--- START ---

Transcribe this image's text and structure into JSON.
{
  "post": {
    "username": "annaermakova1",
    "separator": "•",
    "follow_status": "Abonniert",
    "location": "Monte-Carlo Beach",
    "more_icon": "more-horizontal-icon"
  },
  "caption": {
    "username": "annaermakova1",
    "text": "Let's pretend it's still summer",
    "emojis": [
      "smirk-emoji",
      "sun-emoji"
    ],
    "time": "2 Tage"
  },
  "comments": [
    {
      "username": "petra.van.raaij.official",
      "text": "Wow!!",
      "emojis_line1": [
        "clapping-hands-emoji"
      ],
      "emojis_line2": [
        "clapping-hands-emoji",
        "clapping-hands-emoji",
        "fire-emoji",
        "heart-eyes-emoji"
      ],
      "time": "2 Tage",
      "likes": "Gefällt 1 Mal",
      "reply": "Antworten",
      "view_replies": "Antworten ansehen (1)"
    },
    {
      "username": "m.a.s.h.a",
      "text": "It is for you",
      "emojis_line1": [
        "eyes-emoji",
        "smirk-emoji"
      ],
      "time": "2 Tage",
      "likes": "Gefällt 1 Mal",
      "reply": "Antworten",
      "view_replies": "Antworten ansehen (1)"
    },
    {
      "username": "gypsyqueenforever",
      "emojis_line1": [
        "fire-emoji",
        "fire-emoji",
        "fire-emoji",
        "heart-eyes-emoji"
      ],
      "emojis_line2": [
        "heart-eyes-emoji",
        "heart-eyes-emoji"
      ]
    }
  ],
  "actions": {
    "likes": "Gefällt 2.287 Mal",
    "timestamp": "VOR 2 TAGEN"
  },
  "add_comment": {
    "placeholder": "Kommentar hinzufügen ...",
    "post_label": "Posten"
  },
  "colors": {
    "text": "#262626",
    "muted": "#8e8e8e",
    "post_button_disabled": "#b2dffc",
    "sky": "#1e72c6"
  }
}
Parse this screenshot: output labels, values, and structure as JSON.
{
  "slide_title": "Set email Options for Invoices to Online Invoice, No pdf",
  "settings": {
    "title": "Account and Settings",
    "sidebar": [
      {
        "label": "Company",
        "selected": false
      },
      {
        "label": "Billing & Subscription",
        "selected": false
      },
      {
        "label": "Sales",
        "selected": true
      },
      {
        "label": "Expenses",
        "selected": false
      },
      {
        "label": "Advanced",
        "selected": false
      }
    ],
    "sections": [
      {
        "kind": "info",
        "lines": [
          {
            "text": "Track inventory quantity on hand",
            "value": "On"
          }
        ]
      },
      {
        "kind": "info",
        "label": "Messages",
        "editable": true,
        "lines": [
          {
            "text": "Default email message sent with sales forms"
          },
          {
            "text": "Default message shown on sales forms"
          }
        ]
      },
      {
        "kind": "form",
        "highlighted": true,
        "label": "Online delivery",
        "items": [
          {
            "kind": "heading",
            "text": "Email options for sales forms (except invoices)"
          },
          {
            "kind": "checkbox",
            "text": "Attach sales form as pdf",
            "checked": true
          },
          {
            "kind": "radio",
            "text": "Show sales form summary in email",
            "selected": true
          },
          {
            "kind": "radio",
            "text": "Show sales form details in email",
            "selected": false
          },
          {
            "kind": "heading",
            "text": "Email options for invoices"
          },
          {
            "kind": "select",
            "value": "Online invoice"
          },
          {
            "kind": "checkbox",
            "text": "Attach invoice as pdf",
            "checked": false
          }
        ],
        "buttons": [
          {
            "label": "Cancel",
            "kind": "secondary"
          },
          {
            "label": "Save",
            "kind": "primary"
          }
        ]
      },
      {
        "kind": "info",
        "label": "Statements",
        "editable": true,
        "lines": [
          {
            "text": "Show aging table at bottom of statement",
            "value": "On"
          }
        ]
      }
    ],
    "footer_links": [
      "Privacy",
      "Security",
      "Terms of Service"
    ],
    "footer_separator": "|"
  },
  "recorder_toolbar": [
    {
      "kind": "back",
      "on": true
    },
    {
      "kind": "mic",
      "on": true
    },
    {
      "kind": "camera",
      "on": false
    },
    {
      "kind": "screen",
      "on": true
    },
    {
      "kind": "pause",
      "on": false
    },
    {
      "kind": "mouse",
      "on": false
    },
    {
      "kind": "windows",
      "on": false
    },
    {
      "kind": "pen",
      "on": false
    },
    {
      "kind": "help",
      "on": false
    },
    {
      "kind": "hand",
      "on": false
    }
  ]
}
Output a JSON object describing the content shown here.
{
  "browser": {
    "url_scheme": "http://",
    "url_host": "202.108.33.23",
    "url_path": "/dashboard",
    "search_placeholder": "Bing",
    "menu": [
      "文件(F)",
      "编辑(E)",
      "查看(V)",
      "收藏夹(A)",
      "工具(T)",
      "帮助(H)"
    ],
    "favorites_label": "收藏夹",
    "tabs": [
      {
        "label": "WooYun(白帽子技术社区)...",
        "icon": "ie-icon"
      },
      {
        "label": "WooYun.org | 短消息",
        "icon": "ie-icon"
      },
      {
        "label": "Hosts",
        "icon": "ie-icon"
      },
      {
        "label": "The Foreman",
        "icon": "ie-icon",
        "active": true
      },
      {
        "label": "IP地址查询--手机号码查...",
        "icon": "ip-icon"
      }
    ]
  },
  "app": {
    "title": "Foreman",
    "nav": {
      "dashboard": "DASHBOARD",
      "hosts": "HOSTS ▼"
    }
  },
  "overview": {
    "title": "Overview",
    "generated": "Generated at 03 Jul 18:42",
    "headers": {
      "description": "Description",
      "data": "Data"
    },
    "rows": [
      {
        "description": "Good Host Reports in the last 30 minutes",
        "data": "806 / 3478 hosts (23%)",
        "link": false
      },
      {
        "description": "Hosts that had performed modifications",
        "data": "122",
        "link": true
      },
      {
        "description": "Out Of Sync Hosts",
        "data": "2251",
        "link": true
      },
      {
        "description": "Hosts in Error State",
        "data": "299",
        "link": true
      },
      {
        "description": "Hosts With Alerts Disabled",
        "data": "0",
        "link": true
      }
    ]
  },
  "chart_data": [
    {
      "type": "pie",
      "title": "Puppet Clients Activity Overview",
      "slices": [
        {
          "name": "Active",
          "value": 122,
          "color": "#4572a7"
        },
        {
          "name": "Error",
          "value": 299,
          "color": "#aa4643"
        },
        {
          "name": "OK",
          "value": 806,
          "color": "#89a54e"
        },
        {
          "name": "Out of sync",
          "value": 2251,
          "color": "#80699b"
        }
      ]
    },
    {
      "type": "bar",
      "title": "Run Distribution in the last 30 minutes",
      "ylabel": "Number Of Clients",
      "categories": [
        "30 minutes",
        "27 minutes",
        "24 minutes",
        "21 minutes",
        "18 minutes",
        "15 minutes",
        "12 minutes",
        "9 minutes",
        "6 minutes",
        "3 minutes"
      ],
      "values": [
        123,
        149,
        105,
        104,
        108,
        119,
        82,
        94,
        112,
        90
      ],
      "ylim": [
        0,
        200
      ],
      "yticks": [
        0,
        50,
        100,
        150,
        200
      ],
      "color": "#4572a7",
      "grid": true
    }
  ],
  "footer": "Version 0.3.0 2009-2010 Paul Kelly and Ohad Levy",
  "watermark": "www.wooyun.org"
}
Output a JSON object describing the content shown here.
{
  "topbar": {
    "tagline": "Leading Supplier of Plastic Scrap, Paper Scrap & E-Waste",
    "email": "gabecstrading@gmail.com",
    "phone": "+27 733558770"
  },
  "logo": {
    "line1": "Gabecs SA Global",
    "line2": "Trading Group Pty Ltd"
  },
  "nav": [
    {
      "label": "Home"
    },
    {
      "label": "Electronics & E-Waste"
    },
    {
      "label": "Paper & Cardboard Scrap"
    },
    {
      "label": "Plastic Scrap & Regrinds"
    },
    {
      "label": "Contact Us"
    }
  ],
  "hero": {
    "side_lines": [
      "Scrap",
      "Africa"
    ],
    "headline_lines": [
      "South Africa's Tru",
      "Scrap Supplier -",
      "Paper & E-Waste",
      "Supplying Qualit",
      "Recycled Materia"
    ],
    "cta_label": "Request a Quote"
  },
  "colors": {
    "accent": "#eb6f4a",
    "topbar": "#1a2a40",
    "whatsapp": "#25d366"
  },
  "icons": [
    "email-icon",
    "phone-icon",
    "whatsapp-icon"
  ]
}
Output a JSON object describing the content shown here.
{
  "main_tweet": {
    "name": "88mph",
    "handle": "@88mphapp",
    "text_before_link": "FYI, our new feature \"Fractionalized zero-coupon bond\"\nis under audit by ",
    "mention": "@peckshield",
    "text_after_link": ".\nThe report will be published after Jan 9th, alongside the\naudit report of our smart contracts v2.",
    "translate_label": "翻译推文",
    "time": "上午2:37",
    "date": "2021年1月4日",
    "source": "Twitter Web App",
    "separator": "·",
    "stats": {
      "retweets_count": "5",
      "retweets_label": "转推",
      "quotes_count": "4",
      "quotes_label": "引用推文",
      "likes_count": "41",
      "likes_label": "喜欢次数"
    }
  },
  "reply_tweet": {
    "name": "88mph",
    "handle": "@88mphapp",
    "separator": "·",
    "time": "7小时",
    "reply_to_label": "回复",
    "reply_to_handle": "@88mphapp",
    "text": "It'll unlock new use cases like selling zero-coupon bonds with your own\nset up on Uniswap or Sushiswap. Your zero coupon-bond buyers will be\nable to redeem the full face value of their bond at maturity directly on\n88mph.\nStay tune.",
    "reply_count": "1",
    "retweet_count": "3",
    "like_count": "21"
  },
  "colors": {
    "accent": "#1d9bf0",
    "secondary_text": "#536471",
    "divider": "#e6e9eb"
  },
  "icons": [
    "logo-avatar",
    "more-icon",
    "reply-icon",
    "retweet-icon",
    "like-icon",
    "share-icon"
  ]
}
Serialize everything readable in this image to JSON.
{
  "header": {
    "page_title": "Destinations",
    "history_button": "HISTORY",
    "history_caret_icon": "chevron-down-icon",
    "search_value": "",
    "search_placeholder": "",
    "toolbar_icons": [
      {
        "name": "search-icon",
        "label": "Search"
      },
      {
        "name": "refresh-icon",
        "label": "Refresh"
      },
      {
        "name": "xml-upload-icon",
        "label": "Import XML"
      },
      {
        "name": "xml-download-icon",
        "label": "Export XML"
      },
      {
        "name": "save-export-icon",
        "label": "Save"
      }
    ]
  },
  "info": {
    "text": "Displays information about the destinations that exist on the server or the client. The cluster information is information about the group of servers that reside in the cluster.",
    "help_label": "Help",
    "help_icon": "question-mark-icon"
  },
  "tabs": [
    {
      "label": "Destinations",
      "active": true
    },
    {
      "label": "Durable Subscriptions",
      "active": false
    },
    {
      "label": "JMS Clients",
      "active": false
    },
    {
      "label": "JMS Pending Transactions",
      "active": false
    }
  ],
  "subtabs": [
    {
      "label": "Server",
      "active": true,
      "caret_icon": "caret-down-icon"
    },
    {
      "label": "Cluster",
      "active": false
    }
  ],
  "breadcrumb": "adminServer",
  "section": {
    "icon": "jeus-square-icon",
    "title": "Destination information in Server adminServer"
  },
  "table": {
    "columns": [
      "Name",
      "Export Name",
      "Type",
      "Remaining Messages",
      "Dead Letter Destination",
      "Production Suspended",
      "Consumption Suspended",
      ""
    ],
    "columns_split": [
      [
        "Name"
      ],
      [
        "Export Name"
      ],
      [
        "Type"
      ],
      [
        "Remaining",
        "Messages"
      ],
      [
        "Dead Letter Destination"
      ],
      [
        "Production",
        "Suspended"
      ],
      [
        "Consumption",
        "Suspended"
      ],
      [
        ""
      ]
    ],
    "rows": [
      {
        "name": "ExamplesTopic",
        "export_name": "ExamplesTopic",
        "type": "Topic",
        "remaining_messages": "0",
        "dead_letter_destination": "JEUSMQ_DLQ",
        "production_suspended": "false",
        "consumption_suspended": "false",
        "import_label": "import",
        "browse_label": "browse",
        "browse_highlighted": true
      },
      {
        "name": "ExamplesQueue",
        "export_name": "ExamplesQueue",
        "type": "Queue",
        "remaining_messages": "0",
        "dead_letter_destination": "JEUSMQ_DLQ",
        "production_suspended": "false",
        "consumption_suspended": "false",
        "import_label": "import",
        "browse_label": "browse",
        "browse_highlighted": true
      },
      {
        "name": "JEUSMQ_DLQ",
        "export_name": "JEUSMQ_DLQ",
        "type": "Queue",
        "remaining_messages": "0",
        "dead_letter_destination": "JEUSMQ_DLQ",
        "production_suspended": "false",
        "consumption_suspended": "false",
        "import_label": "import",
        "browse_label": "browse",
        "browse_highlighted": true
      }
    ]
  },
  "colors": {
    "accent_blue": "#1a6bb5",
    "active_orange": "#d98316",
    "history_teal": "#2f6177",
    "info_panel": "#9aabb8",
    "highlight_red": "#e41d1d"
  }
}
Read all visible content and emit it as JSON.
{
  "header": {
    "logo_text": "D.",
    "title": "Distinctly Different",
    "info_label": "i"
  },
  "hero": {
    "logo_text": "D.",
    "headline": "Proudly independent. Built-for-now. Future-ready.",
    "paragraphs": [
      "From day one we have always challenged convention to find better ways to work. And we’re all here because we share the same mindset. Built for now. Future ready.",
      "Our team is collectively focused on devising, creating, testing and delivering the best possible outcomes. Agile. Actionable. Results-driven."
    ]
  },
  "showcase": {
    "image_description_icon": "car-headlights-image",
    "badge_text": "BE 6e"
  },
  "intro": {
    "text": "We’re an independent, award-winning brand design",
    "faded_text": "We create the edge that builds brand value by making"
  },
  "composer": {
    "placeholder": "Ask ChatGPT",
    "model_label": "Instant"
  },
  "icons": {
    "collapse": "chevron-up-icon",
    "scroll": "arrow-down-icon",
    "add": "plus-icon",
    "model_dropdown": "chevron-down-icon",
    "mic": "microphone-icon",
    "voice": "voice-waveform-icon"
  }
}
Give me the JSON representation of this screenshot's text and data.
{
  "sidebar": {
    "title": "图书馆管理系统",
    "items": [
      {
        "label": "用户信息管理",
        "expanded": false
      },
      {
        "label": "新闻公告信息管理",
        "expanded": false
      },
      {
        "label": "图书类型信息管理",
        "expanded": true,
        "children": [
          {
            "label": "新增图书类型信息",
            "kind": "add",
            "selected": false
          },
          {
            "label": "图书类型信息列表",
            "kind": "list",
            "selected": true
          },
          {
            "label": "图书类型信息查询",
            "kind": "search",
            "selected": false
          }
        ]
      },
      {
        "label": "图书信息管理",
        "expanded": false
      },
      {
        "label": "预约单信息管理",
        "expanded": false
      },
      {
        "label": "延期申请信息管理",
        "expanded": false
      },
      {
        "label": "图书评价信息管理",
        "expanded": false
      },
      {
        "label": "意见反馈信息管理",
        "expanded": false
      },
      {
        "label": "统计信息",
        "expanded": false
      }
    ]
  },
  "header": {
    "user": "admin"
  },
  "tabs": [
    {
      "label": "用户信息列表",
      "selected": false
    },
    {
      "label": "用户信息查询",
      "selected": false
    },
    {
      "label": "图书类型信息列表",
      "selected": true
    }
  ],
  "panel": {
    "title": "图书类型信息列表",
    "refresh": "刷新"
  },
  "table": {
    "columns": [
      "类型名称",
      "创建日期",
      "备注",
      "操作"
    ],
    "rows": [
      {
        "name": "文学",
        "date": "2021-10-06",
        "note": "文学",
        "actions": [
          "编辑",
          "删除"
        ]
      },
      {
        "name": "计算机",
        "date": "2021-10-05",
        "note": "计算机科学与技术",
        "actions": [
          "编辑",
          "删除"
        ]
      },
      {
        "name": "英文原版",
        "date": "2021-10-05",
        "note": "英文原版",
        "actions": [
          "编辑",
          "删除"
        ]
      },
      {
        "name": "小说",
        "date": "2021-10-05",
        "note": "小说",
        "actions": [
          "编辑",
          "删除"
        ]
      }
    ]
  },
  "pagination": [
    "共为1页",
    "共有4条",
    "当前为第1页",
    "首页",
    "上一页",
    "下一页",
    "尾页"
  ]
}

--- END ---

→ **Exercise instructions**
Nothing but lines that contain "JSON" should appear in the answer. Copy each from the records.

→ **Problem solution**
Transcribe this image's text and structure into JSON.
Parse this screenshot: output labels, values, and structure as JSON.
Output a JSON object describing the content shown here.
Output a JSON object describing the content shown here.
Output a JSON object describing the content shown here.
Serialize everything readable in this image to JSON.
Read all visible content and emit it as JSON.
Give me the JSON representation of this screenshot's text and data.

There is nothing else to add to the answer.